Cane and Bamboo

Some of the most commonly used materials for daily life objects in Assam include cane and bamboo, which are found in abundance in the state. Skilled artists make a wide range of products using cane and bamboo like household articles, baskets and musical instruments. Bamboo is also used in constructing houses and fences in Assam. The craftsmen use no mechanical devices to create different products from cane and bamboo and all the items are handmade. Cane and bamboo are also used to make weaving accessories. Tourists should definitely check out beautiful cane and bamboo products at the handicraft stores in Guwahati and nearby areas.

Cane and Bamboo

Bihu Dance

One cannot describe Assam without talking about the world famous Bihu dance, which has become the identity of the northeastern state. Performed mostly during the annual Bihu festival celebrated around April, it is Assam's most popular folk dance. Performed by both men and women, this cheerful dance sees participants clad in traditional attires.

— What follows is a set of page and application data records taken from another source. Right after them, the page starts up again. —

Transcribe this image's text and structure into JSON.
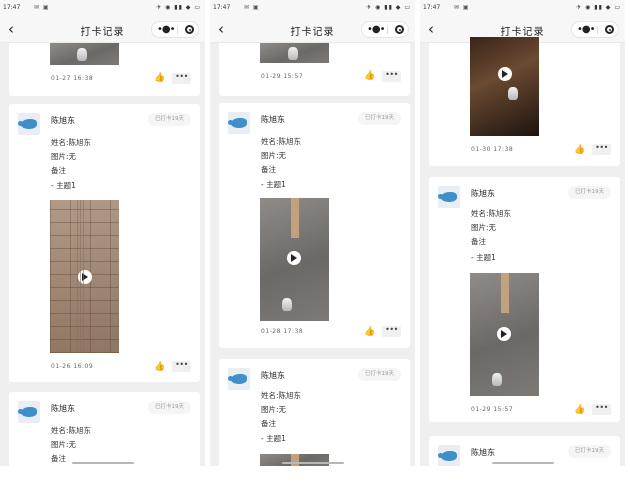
{
  "status": {
    "screen1_time": "17:47",
    "screen2_time": "17:47",
    "screen3_time": "17:47"
  },
  "nav": {
    "title": "打卡记录",
    "back_icon": "chevron-left-icon",
    "more_icon": "more-dots-icon",
    "target_icon": "target-icon"
  },
  "labels": {
    "name_prefix": "姓名:",
    "image_prefix": "图片:",
    "image_value": "无",
    "remark": "备注",
    "topic": "- 主题1"
  },
  "user_name": "陈旭东",
  "badge_text": "已打卡19天",
  "screens": [
    {
      "cards": [
        {
          "date": "01-27 16:38"
        },
        {
          "date": "01-26 16:09"
        },
        {
          "partial": true
        }
      ]
    },
    {
      "cards": [
        {
          "date": "01-29 15:57"
        },
        {
          "date": "01-28 17:38"
        },
        {
          "partial": true
        }
      ]
    },
    {
      "cards": [
        {
          "date": "01-30 17:38"
        },
        {
          "date": "01-29 15:57"
        },
        {
          "partial": true
        }
      ]
    }
  ]
}
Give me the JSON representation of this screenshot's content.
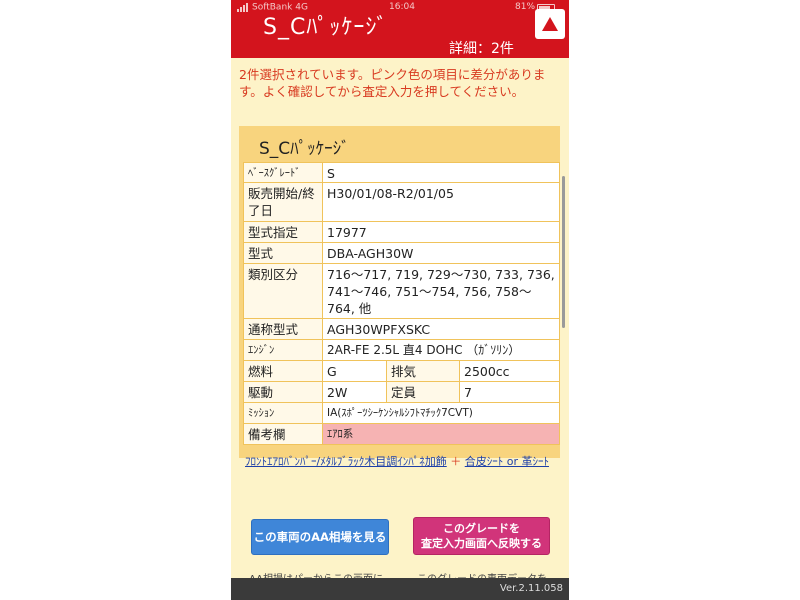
{
  "status_bar": {
    "carrier": "SoftBank 4G",
    "time": "16:04",
    "battery": "81%"
  },
  "header": {
    "title": "S_Cﾊﾟｯｹｰｼﾞ",
    "detail_count": "詳細：2件",
    "scroll_top_icon": "triangle-up-icon"
  },
  "notice": "2件選択されています。ピンク色の項目に差分があります。よく確認してから査定入力を押してください。",
  "card": {
    "title": "S_Cﾊﾟｯｹｰｼﾞ",
    "rows": {
      "base_grade": {
        "label": "ﾍﾞｰｽｸﾞﾚｰﾄﾞ",
        "value": "S"
      },
      "sales_period": {
        "label": "販売開始/終了日",
        "value": "H30/01/08-R2/01/05"
      },
      "model_designation": {
        "label": "型式指定",
        "value": "17977"
      },
      "model": {
        "label": "型式",
        "value": "DBA-AGH30W"
      },
      "category": {
        "label": "類別区分",
        "value": "716〜717, 719, 729〜730, 733, 736, 741〜746, 751〜754, 756, 758〜764, 他"
      },
      "common_model": {
        "label": "通称型式",
        "value": "AGH30WPFXSKC"
      },
      "engine": {
        "label": "ｴﾝｼﾞﾝ",
        "value": "2AR-FE 2.5L 直4 DOHC （ｶﾞｿﾘﾝ）"
      },
      "fuel": {
        "label": "燃料",
        "value": "G",
        "label2": "排気",
        "value2": "2500cc"
      },
      "drive": {
        "label": "駆動",
        "value": "2W",
        "label2": "定員",
        "value2": "7"
      },
      "mission": {
        "label": "ﾐｯｼｮﾝ",
        "value": "IA(ｽﾎﾟｰﾂｼｰｹﾝｼｬﾙｼﾌﾄﾏﾁｯｸ7CVT)"
      },
      "remarks": {
        "label": "備考欄",
        "value": "ｴｱﾛ系"
      }
    },
    "remarks_detail": {
      "part1": "ﾌﾛﾝﾄｴｱﾛﾊﾞﾝﾊﾟｰ/ﾒﾀﾙﾌﾞﾗｯｸ木目調ｲﾝﾊﾟﾈ加飾",
      "plus": "＋",
      "part2": "合皮ｼｰﾄ or 革ｼｰﾄ"
    }
  },
  "buttons": {
    "aa_market": "この車両のAA相場を見る",
    "reflect_line1": "このグレードを",
    "reflect_line2": "査定入力画面へ反映する"
  },
  "below_fold": {
    "left": "AA相場はパーからこの画面に",
    "right": "このグレードの車両データを"
  },
  "footer": {
    "version": "Ver.2.11.058"
  },
  "colors": {
    "header_red": "#d3141d",
    "background": "#fdf3c8",
    "card_yellow": "#f8d47e",
    "diff_pink": "#f6b3b3",
    "button_blue": "#3f86d8",
    "button_magenta": "#d1347a"
  }
}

The dancers sway their bodies gracefully to the rhythm of folk music, which leaves the audiences entertained and enchanted. Bihu dance has been an integral part of the culture of the various ethnic groups in Assam like the Deoris, Sonowal Kacharis, Moran, Borahis and others. Out of the three Bihu festivals in the state namely Rongali Bihu, Kongali Bihu and Bhogal Bihu, the dance is performed by young men and women during the Rongali Bihu to express their joy on the arrival of the spring. According to Assamese history, the first ever Bihu dance performance was done in 1694 when the Ahom king Rudra Singha (1696-1714) invited Bihu dancers on the special occasion of Rongali Bihu.

Bihu Dance